Everything about this show screams that if it’s going to get one thing right, it’s going to be the martial arts. The Iron Fist is supposed to be an immortal living weapon, trained in every form of kung fu by extradimensional monks in a hidden ancient city and gifted a magical fist by a dragon the marks his champion with a DRAGON TATTOO IN THE MIDDLE OF HIS CHEST. Every single fight scene the Iron Fist participates in should be either a ballet of efficiency or an exhibition of brutality. But more often than not, Danny comes across as outmatched by seemingly normal fighters, even people that seem to have no legitimate training at all. And if you tell me having superheroes fight normals is never any fun, I’ve got plenty of movies and shows that prove otherwise.

Case in point is the most blatant, and frankly from the outset, most exciting episode that mimics Bruce Lee’s Game of Death. Danny is challenged as the Iron Fist to duel with three different style of fighters, spending the entire fight literally speaking with the ghost of someone I knew was supposed to be incredibly important, but never met for the rest of the show.
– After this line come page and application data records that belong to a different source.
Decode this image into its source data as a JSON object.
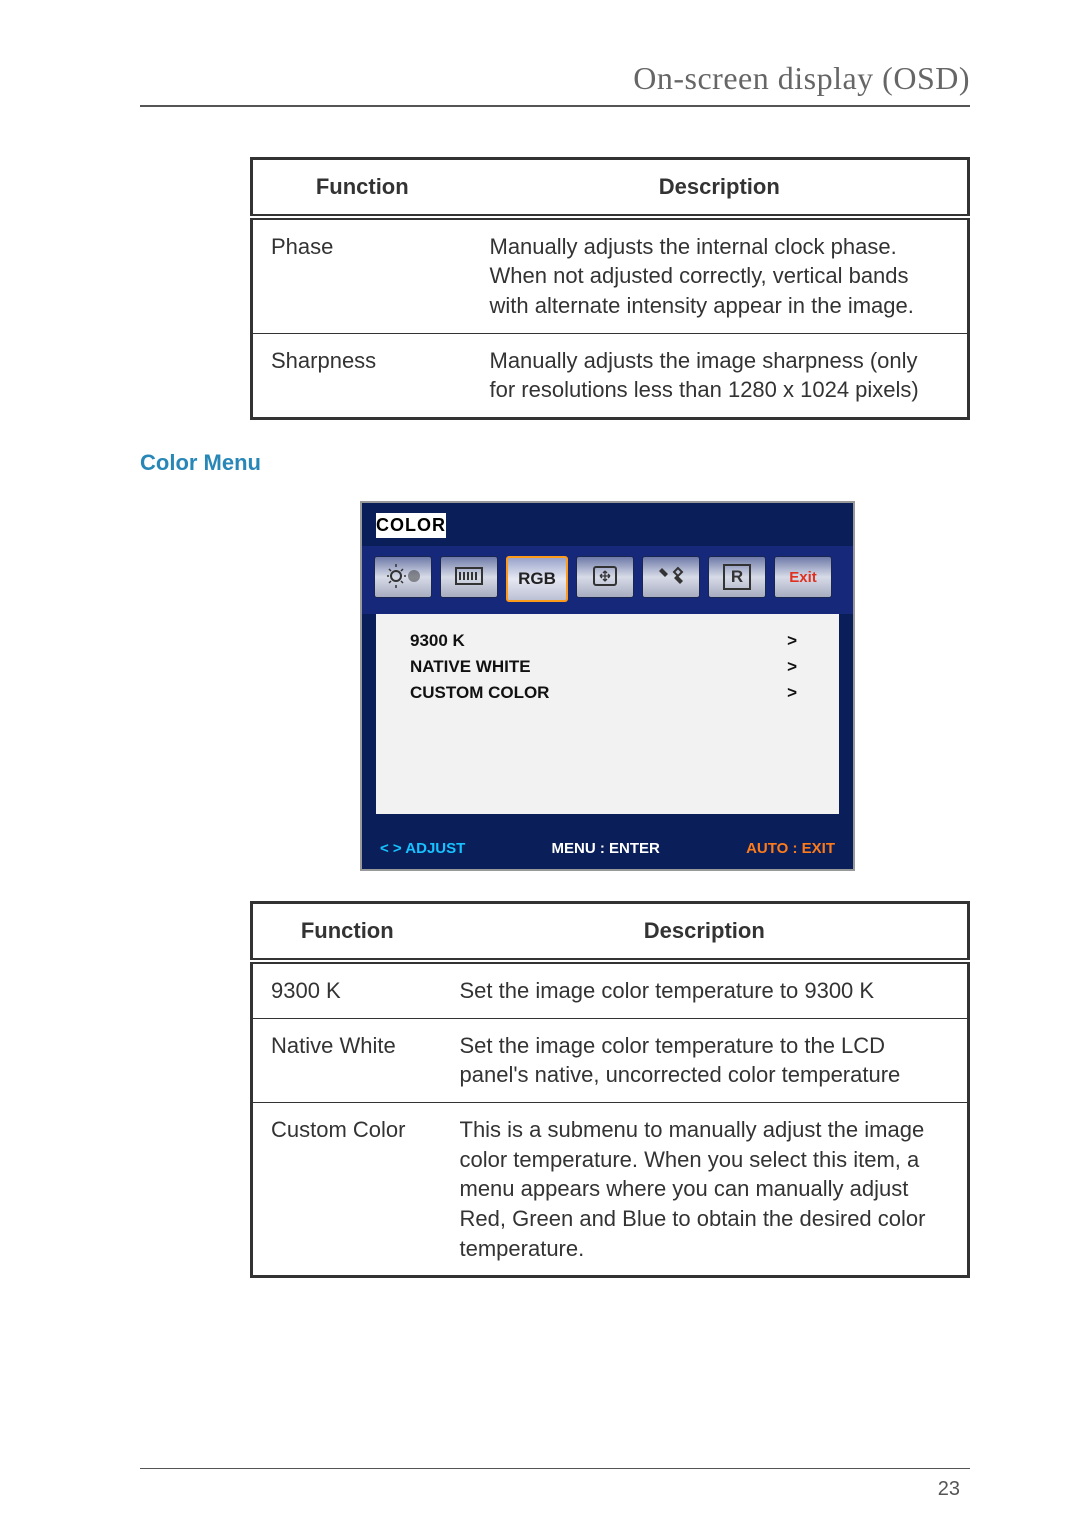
{
  "header": {
    "title": "On-screen display (OSD)"
  },
  "table1": {
    "headers": {
      "function": "Function",
      "description": "Description"
    },
    "rows": [
      {
        "function": "Phase",
        "description": "Manually adjusts the internal clock phase. When not adjusted correctly, vertical bands with alternate intensity appear in the image."
      },
      {
        "function": "Sharpness",
        "description": "Manually adjusts the image sharpness (only for resolutions less than 1280 x 1024 pixels)"
      }
    ]
  },
  "section": {
    "color_menu_title": "Color Menu"
  },
  "osd": {
    "title": "COLOR",
    "tabs": {
      "brightness": "brightness-contrast-icon",
      "image": "image-adjust-icon",
      "rgb": "RGB",
      "position": "position-icon",
      "tools": "tools-icon",
      "reset": "R",
      "exit": "Exit"
    },
    "items": [
      {
        "label": "9300 K",
        "arrow": ">"
      },
      {
        "label": "NATIVE WHITE",
        "arrow": ">"
      },
      {
        "label": "CUSTOM COLOR",
        "arrow": ">"
      }
    ],
    "footer": {
      "adjust": "< > ADJUST",
      "menu": "MENU : ENTER",
      "auto": "AUTO : EXIT"
    }
  },
  "table2": {
    "headers": {
      "function": "Function",
      "description": "Description"
    },
    "rows": [
      {
        "function": "9300 K",
        "description": "Set the image color temperature to 9300 K"
      },
      {
        "function": "Native White",
        "description": "Set the image color temperature to the LCD panel's native, uncorrected color temperature"
      },
      {
        "function": "Custom Color",
        "description": "This is a submenu to manually adjust the image color temperature. When you select this item, a menu appears where you can manually adjust Red, Green and Blue to obtain the desired color temperature."
      }
    ]
  },
  "page": {
    "number": "23"
  }
}
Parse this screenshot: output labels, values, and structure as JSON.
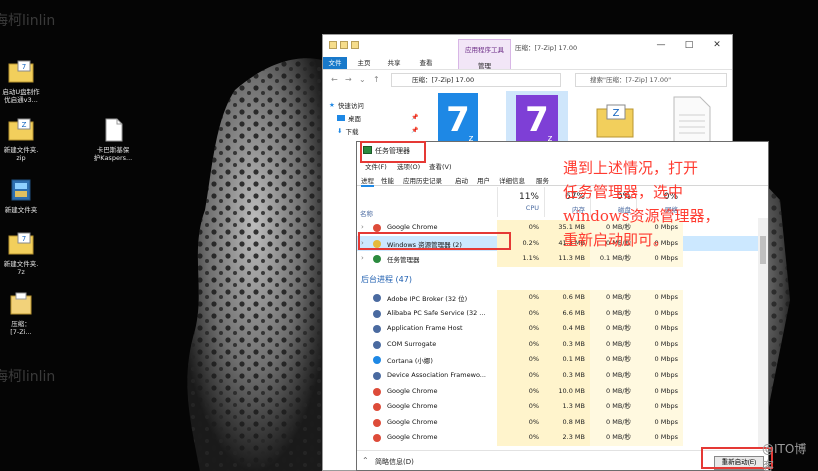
{
  "desktop": {
    "watermarks": [
      "海柯linlin",
      "海柯linlin"
    ],
    "corner_watermark": "@ITO博客",
    "icons": [
      {
        "label": "启动U盘制作\n优启通v3...",
        "icon": "7zip-archive-icon"
      },
      {
        "label": "新建文件夹.\nzip",
        "icon": "zip-archive-icon"
      },
      {
        "label": "卡巴斯基保\n护Kaspers...",
        "icon": "document-icon"
      },
      {
        "label": "新建文件夹",
        "icon": "folder-icon"
      },
      {
        "label": "新建文件夹.\n7z",
        "icon": "7zip-archive-icon"
      },
      {
        "label": "压缩：\n[7-Zi...",
        "icon": "folder-icon"
      }
    ]
  },
  "explorer": {
    "context_tab_top": "应用程序工具",
    "context_tab_bottom": "管理",
    "title": "压缩：[7-Zip] 17.00",
    "ribbon_tabs": [
      "文件",
      "主页",
      "共享",
      "查看"
    ],
    "address": "压缩：[7-Zip] 17.00",
    "search_placeholder": "搜索\"压缩：[7-Zip] 17.00\"",
    "nav_items": [
      "快速访问",
      "桌面",
      "下载"
    ],
    "window_buttons": [
      "—",
      "□",
      "✕"
    ],
    "zip_letter": "Z",
    "seven": "7"
  },
  "taskmgr": {
    "title": "任务管理器",
    "menu": [
      "文件(F)",
      "选项(O)",
      "查看(V)"
    ],
    "tabs": [
      "进程",
      "性能",
      "应用历史记录",
      "启动",
      "用户",
      "详细信息",
      "服务"
    ],
    "columns": [
      {
        "pct": "11%",
        "name": "CPU"
      },
      {
        "pct": "67%",
        "name": "内存"
      },
      {
        "pct": "0%",
        "name": "磁盘"
      },
      {
        "pct": "0%",
        "name": "网络"
      }
    ],
    "name_header": "名称",
    "background_section": "后台进程 (47)",
    "apps": [
      {
        "name": "Google Chrome",
        "cpu": "0%",
        "mem": "35.1 MB",
        "disk": "0 MB/秒",
        "net": "0 Mbps",
        "icon": "chrome-icon"
      },
      {
        "name": "Windows 资源管理器 (2)",
        "cpu": "0.2%",
        "mem": "41.3 MB",
        "disk": "0 MB/秒",
        "net": "0 Mbps",
        "icon": "explorer-icon"
      },
      {
        "name": "任务管理器",
        "cpu": "1.1%",
        "mem": "11.3 MB",
        "disk": "0.1 MB/秒",
        "net": "0 Mbps",
        "icon": "taskmgr-icon"
      }
    ],
    "background": [
      {
        "name": "Adobe IPC Broker (32 位)",
        "cpu": "0%",
        "mem": "0.6 MB",
        "disk": "0 MB/秒",
        "net": "0 Mbps",
        "icon": "app-icon"
      },
      {
        "name": "Alibaba PC Safe Service (32 ...",
        "cpu": "0%",
        "mem": "6.6 MB",
        "disk": "0 MB/秒",
        "net": "0 Mbps",
        "icon": "app-icon"
      },
      {
        "name": "Application Frame Host",
        "cpu": "0%",
        "mem": "0.4 MB",
        "disk": "0 MB/秒",
        "net": "0 Mbps",
        "icon": "app-icon"
      },
      {
        "name": "COM Surrogate",
        "cpu": "0%",
        "mem": "0.3 MB",
        "disk": "0 MB/秒",
        "net": "0 Mbps",
        "icon": "app-icon"
      },
      {
        "name": "Cortana (小娜)",
        "cpu": "0%",
        "mem": "0.1 MB",
        "disk": "0 MB/秒",
        "net": "0 Mbps",
        "icon": "cortana-icon"
      },
      {
        "name": "Device Association Framewo...",
        "cpu": "0%",
        "mem": "0.3 MB",
        "disk": "0 MB/秒",
        "net": "0 Mbps",
        "icon": "app-icon"
      },
      {
        "name": "Google Chrome",
        "cpu": "0%",
        "mem": "10.0 MB",
        "disk": "0 MB/秒",
        "net": "0 Mbps",
        "icon": "chrome-icon"
      },
      {
        "name": "Google Chrome",
        "cpu": "0%",
        "mem": "1.3 MB",
        "disk": "0 MB/秒",
        "net": "0 Mbps",
        "icon": "chrome-icon"
      },
      {
        "name": "Google Chrome",
        "cpu": "0%",
        "mem": "0.8 MB",
        "disk": "0 MB/秒",
        "net": "0 Mbps",
        "icon": "chrome-icon"
      },
      {
        "name": "Google Chrome",
        "cpu": "0%",
        "mem": "2.3 MB",
        "disk": "0 MB/秒",
        "net": "0 Mbps",
        "icon": "chrome-icon"
      }
    ],
    "fewer_details": "简略信息(D)",
    "restart_button": "重新启动(E)"
  },
  "annotation": {
    "lines": [
      "遇到上述情况，打开",
      "任务管理器，选中",
      "windows资源管理器，",
      "重新启动即可。"
    ],
    "color": "#ff3b30"
  }
}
This tournament to the death never feels that important and ultimately is part of yet another frivolous plotline that’s. This episode should’ve been the major talking point for the entire series but instead seemed like a heavy handed but surprisingly cheap knock off.

And still, I watched every second of this show with rapt attention. I’m a Marvel fanboy so my ability to differentiate the why I enjoy this material so much from my critical analysis is hard at times. Extricating my experience from overall enjoyment was tough, but I think this show could’ve been so much more. The performances are there, the character is interesting enough. The fight scenes, while not as amazing as they could’ve and should’ve been, are still engrossing, if not too often shot in oppressively dark of hallways. And for the lack of a positive impression Finn Jones left on me, he does intensity and bravado quite well. I feel like the world of Iron Fist is a world I want to know more about, which is something that a lot of shows based on preexisting media can struggle with. It just sucks that the most interesting Iron Fist in this show kicks ass in a grainy video from the ‘40s.

Iron Fist does have some redeeming qualities but they’re too few and far between to give an unencumbered recommendation. If you’ve watched all of the other Netflix/Marvel shows, and are excited about the crossover series The Defenders, this is almost required viewing. Just be prepared for the guy you’d think would kick the most ass to kick surprisingly less ass than you’d imagine. I’d also like to give an additional shoutout to Jessica Henwick as the best love interest in recent memory and Netflix show stalwart Rosario Dawson for continuing to kill it as Claire. I like this show a lot more than it deserves, because it’s given me a lot of reasons not to, but I had an enjoyable watching experience, buffeted by my binging abilities. This show has me wanting the second season to happen right now! It’s just a pity that it’s mostly for the wrong reasons.